WHAT YOU SHOULD DO
This exercise asks for the entries below to be printed exactly.

Stored data entries
+++++
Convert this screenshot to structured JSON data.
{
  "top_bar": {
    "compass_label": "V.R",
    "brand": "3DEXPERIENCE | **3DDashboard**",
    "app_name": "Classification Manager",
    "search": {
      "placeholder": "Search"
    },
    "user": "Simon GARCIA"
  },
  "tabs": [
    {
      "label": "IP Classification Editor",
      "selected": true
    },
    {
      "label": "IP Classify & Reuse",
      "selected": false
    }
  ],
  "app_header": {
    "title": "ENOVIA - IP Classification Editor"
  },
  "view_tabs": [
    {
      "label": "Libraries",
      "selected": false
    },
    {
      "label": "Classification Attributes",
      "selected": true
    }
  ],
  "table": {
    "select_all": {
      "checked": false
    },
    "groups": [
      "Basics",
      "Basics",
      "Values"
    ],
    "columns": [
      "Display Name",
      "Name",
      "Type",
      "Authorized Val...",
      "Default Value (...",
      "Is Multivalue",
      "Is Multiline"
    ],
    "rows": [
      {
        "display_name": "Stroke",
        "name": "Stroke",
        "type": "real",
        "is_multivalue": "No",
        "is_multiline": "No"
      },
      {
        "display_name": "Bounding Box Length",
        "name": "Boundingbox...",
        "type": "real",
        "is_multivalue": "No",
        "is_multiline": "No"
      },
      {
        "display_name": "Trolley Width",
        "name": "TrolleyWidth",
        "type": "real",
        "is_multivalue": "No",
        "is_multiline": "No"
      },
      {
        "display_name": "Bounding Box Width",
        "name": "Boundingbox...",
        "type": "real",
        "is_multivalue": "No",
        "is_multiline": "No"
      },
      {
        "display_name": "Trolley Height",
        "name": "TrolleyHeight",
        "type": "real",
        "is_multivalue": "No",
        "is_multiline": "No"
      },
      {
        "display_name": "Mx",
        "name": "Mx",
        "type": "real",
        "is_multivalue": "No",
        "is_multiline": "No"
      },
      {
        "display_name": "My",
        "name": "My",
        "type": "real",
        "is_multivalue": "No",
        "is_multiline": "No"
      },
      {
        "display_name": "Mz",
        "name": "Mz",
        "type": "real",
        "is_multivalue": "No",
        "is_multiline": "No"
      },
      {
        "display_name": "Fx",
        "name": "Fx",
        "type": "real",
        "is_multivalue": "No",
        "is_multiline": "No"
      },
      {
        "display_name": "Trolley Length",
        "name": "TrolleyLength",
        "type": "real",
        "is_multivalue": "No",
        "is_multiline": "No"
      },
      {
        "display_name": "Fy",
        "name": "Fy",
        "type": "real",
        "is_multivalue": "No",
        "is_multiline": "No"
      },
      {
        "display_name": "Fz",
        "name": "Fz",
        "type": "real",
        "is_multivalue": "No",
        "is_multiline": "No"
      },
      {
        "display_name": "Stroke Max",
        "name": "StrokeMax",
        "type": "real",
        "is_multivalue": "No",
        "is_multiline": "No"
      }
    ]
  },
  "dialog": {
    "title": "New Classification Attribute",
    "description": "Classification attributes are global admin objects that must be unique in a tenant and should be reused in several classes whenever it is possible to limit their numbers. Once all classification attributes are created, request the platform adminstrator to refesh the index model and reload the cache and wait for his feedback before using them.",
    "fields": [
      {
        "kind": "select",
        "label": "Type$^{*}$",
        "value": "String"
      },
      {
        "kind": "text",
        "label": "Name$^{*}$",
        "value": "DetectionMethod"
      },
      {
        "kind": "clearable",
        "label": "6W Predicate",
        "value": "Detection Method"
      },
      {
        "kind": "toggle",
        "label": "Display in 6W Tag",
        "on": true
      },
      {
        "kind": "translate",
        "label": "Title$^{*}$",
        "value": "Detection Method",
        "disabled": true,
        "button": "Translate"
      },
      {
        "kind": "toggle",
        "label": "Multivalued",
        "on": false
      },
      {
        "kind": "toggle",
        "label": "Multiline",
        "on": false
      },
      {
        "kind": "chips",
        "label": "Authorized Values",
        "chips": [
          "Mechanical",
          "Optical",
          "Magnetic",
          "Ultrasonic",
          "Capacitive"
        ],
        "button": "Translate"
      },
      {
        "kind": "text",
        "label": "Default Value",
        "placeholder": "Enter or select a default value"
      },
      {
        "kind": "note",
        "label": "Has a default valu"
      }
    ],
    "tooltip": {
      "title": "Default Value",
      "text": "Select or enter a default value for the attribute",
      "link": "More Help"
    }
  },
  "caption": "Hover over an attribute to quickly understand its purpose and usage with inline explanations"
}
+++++
ANSWER TO THE PROBLEM
Convert this screenshot to structured JSON data.
{
  "top_bar": {
    "compass_label": "V.R",
    "brand": "3DEXPERIENCE | **3DDashboard**",
    "app_name": "Classification Manager",
    "search": {
      "placeholder": "Search"
    },
    "user": "Simon GARCIA"
  },
  "tabs": [
    {
      "label": "IP Classification Editor",
      "selected": true
    },
    {
      "label": "IP Classify & Reuse",
      "selected": false
    }
  ],
  "app_header": {
    "title": "ENOVIA - IP Classification Editor"
  },
  "view_tabs": [
    {
      "label": "Libraries",
      "selected": false
    },
    {
      "label": "Classification Attributes",
      "selected": true
    }
  ],
  "table": {
    "select_all": {
      "checked": false
    },
    "groups": [
      "Basics",
      "Basics",
      "Values"
    ],
    "columns": [
      "Display Name",
      "Name",
      "Type",
      "Authorized Val...",
      "Default Value (...",
      "Is Multivalue",
      "Is Multiline"
    ],
    "rows": [
      {
        "display_name": "Stroke",
        "name": "Stroke",
        "type": "real",
        "is_multivalue": "No",
        "is_multiline": "No"
      },
      {
        "display_name": "Bounding Box Length",
        "name": "Boundingbox...",
        "type": "real",
        "is_multivalue": "No",
        "is_multiline": "No"
      },
      {
        "display_name": "Trolley Width",
        "name": "TrolleyWidth",
        "type": "real",
        "is_multivalue": "No",
        "is_multiline": "No"
      },
      {
        "display_name": "Bounding Box Width",
        "name": "Boundingbox...",
        "type": "real",
        "is_multivalue": "No",
        "is_multiline": "No"
      },
      {
        "display_name": "Trolley Height",
        "name": "TrolleyHeight",
        "type": "real",
        "is_multivalue": "No",
        "is_multiline": "No"
      },
      {
        "display_name": "Mx",
        "name": "Mx",
        "type": "real",
        "is_multivalue": "No",
        "is_multiline": "No"
      },
      {
        "display_name": "My",
        "name": "My",
        "type": "real",
        "is_multivalue": "No",
        "is_multiline": "No"
      },
      {
        "display_name": "Mz",
        "name": "Mz",
        "type": "real",
        "is_multivalue": "No",
        "is_multiline": "No"
      },
      {
        "display_name": "Fx",
        "name": "Fx",
        "type": "real",
        "is_multivalue": "No",
        "is_multiline": "No"
      },
      {
        "display_name": "Trolley Length",
        "name": "TrolleyLength",
        "type": "real",
        "is_multivalue": "No",
        "is_multiline": "No"
      },
      {
        "display_name": "Fy",
        "name": "Fy",
        "type": "real",
        "is_multivalue": "No",
        "is_multiline": "No"
      },
      {
        "display_name": "Fz",
        "name": "Fz",
        "type": "real",
        "is_multivalue": "No",
        "is_multiline": "No"
      },
      {
        "display_name": "Stroke Max",
        "name": "StrokeMax",
        "type": "real",
        "is_multivalue": "No",
        "is_multiline": "No"
      }
    ]
  },
  "dialog": {
    "title": "New Classification Attribute",
    "description": "Classification attributes are global admin objects that must be unique in a tenant and should be reused in several classes whenever it is possible to limit their numbers. Once all classification attributes are created, request the platform adminstrator to refesh the index model and reload the cache and wait for his feedback before using them.",
    "fields": [
      {
        "kind": "select",
        "label": "Type$^{*}$",
        "value": "String"
      },
      {
        "kind": "text",
        "label": "Name$^{*}$",
        "value": "DetectionMethod"
      },
      {
        "kind": "clearable",
        "label": "6W Predicate",
        "value": "Detection Method"
      },
      {
        "kind": "toggle",
        "label": "Display in 6W Tag",
        "on": true
      },
      {
        "kind": "translate",
        "label": "Title$^{*}$",
        "value": "Detection Method",
        "disabled": true,
        "button": "Translate"
      },
      {
        "kind": "toggle",
        "label": "Multivalued",
        "on": false
      },
      {
        "kind": "toggle",
        "label": "Multiline",
        "on": false
      },
      {
        "kind": "chips",
        "label": "Authorized Values",
        "chips": [
          "Mechanical",
          "Optical",
          "Magnetic",
          "Ultrasonic",
          "Capacitive"
        ],
        "button": "Translate"
      },
      {
        "kind": "text",
        "label": "Default Value",
        "placeholder": "Enter or select a default value"
      },
      {
        "kind": "note",
        "label": "Has a default valu"
      }
    ],
    "tooltip": {
      "title": "Default Value",
      "text": "Select or enter a default value for the attribute",
      "link": "More Help"
    }
  },
  "caption": "Hover over an attribute to quickly understand its purpose and usage with inline explanations"
}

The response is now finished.